Leading the charge is Garden Reach Shipbuilders (GRSE), a state-owned shipyard under the Ministry of Defense. Last week, GRSE inked a significant deal with German firm Carsten Rehder for the construction of four multi-purpose vessels, each with a capacity of 7,500 metric tons. This agreement marks a strategic pivot for GRSE, traditionally known for building warships.

The Indian government is playing a crucial role in propelling the industry forward. Since 2016, the Shipbuilding Financial Assistance Policy has provided subsidies to domestic shipyards, reaching up to 20% in its initial years. To encourage eco-friendly practices, the policy was recently amended to offer even higher subsidies (up to 30%) for vessels powered by alternative fuels like methanol and ammonia.

This year, the government plans to further bolster the industry with an additional $600 million specifically allocated for building inland vessels. This initiative, along with existing policies, is creating a more attractive environment for shipyards to take on commercial projects.

The benefits of these measures are already evident. Earlier this month, the Goa shipyard, another government-controlled entity, secured an order from Belgian company Jan De Nul for a next-generation dredger. This vessel, designed for operation in small harbors, signifies Goa Shipyard’s growing presence in the global commercial shipbuilding market.

Meanwhile, Udupi Cochin Shipyard, a subsidiary of Cochin Shipyard, recently announced a major deal with Norway’s Wilson ASA. The contract involves the design and construction of eight 6,300-ton dry cargo vessels, with a total estimated value of $131 million.

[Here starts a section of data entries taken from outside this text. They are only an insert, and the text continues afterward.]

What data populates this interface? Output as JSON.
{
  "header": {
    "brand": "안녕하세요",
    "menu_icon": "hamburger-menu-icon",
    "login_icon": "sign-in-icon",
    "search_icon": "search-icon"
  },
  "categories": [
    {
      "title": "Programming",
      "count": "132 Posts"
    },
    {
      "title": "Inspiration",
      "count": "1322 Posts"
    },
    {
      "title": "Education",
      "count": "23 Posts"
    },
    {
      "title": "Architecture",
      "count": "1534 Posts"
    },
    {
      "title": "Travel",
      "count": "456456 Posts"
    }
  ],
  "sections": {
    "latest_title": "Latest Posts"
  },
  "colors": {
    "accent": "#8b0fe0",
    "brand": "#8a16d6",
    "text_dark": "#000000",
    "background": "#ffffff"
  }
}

India currently holds a minuscule share of the global shipbuilding market, dominated by giants like China, South Korea, and Japan. However, the focus on quality, competitive pricing, and the need for fleet replacement – particularly in Europe with its stringent environmental regulations – is presenting an opportunity for Indian shipyards.